Poem by Adrian Lowe, music by Anthony Frost
Out he walks, six feet tall, twenty two years, ripped jeans,
(it’s Saturday after all).
He’s no threat he’s going to cruise the shops.
Along she walks with her groceries old, frail,
her life hangs behind her like a snail-trail,
dirty but still quite natural.
Her eyes focus, she sees him:
the determined stride and the baseball cap,
the torn pants and his Walkman.
Fearful, frightened, full of disgust and mistrust,
she crosses the street, scowling
like a scornful cat that’s just been thrown off a lap.
I felt ashamed, I felt annoyed
What about trust?
I just wouldn’t react that way.
But then, as a youth approached me
I had a sudden and crucial thought.
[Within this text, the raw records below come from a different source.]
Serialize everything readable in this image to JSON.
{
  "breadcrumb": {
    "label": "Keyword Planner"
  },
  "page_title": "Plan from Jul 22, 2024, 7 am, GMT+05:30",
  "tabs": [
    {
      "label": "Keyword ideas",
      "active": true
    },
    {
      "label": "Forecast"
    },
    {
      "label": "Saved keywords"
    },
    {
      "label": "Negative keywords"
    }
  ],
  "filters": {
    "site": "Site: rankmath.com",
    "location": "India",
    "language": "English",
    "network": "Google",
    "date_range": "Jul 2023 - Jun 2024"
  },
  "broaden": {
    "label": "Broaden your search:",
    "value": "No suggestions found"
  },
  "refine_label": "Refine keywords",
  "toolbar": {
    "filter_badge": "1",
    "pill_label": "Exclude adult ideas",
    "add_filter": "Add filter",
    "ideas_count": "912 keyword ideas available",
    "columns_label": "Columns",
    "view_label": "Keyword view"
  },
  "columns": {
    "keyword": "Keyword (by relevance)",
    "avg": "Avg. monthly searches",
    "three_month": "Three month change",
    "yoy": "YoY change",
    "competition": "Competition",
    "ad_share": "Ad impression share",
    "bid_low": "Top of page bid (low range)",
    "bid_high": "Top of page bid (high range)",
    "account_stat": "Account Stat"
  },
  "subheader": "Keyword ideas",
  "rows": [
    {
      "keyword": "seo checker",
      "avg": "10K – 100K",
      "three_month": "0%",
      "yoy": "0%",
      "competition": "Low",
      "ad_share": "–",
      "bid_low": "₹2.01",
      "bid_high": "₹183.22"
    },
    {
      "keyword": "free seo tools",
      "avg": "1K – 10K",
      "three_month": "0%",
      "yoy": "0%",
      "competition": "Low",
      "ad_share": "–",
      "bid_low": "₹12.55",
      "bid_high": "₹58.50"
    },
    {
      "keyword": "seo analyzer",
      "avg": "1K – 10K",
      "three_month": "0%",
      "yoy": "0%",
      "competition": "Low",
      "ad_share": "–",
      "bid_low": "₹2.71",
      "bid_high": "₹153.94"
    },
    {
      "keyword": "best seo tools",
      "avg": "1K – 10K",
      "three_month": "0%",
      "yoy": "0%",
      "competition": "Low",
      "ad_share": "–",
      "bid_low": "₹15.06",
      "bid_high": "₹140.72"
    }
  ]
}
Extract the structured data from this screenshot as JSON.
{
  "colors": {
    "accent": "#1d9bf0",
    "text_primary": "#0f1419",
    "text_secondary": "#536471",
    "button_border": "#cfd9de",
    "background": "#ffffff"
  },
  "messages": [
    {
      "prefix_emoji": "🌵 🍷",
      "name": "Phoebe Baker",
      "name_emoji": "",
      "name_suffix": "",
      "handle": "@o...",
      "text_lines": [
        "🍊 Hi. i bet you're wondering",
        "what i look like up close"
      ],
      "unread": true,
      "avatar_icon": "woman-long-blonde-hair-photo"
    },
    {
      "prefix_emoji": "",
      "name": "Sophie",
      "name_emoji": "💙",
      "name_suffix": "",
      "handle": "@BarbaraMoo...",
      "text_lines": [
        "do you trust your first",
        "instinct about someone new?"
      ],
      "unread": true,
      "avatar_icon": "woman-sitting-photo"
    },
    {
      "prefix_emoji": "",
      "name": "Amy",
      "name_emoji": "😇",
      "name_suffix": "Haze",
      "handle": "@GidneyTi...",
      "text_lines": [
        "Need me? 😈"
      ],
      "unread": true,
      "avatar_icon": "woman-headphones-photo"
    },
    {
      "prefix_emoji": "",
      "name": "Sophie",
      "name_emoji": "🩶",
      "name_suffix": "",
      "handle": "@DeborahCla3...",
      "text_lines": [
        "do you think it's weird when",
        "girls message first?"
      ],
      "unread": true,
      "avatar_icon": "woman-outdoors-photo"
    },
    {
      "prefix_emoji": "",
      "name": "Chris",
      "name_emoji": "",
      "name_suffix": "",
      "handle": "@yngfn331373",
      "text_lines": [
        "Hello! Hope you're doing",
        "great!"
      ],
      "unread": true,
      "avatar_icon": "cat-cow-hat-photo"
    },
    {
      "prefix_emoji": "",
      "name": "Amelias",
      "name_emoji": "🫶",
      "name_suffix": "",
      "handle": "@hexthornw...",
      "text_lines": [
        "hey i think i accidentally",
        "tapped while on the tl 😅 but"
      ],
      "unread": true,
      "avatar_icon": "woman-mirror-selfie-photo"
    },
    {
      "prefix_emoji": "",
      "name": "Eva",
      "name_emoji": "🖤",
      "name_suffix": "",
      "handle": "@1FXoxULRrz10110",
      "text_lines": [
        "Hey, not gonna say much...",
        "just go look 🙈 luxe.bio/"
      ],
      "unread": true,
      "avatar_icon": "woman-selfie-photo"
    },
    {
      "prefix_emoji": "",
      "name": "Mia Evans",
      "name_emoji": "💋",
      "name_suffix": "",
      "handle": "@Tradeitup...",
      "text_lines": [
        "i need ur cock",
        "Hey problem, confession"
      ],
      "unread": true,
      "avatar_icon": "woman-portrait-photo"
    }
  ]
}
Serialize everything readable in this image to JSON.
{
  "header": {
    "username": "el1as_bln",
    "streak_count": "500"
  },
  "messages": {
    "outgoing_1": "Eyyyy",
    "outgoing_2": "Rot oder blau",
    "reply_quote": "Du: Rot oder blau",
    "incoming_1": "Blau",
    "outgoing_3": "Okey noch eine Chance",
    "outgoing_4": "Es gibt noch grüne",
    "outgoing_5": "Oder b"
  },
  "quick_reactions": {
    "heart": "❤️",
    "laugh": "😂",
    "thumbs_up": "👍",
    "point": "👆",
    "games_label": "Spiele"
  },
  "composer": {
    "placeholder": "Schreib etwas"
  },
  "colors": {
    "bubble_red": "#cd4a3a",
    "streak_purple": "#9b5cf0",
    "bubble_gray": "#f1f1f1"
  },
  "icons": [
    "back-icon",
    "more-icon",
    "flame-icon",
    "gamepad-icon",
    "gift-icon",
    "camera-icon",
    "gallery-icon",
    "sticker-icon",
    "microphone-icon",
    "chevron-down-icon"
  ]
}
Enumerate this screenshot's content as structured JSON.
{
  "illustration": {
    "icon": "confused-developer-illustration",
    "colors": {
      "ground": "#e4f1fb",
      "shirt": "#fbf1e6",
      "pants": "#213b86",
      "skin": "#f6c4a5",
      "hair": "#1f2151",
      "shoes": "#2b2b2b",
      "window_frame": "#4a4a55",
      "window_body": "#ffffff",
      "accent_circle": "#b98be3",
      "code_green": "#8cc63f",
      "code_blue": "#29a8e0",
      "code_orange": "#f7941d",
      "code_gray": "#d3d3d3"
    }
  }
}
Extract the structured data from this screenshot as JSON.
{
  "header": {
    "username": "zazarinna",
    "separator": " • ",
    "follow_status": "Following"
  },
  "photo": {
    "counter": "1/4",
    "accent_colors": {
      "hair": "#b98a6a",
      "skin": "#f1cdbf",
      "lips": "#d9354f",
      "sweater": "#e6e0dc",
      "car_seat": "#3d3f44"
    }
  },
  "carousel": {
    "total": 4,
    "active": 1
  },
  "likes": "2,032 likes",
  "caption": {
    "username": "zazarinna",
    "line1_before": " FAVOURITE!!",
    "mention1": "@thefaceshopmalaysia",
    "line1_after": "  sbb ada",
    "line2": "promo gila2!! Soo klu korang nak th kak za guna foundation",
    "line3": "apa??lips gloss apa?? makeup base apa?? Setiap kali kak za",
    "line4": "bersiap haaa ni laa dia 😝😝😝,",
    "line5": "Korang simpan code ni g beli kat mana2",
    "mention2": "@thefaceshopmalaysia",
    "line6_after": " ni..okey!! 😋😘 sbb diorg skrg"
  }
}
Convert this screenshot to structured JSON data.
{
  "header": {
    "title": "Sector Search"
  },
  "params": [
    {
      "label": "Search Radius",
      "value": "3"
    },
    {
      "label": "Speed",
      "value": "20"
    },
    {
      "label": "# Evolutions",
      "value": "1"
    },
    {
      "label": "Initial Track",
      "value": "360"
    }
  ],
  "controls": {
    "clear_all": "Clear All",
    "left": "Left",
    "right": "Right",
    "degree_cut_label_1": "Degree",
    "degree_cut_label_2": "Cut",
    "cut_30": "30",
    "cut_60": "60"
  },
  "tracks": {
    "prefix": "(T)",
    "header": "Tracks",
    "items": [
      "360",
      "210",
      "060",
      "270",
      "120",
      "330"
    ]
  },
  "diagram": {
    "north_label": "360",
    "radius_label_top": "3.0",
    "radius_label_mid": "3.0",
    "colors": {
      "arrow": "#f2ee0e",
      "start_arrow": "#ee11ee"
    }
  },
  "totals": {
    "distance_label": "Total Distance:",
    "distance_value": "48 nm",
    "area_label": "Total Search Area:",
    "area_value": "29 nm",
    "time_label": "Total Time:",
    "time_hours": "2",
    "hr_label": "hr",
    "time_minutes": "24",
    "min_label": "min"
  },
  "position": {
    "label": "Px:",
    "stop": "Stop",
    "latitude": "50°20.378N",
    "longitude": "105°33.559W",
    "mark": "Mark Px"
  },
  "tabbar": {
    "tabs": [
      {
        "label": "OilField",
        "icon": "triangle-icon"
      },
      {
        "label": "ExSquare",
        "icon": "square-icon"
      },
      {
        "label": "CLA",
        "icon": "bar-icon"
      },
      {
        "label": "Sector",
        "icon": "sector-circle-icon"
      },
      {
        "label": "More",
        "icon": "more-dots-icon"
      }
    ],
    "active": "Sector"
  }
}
I don’t want to be smashed up
and I don’t want to lose these things that I’ve just bought.
So I crossed the street and silently
became a product of this century.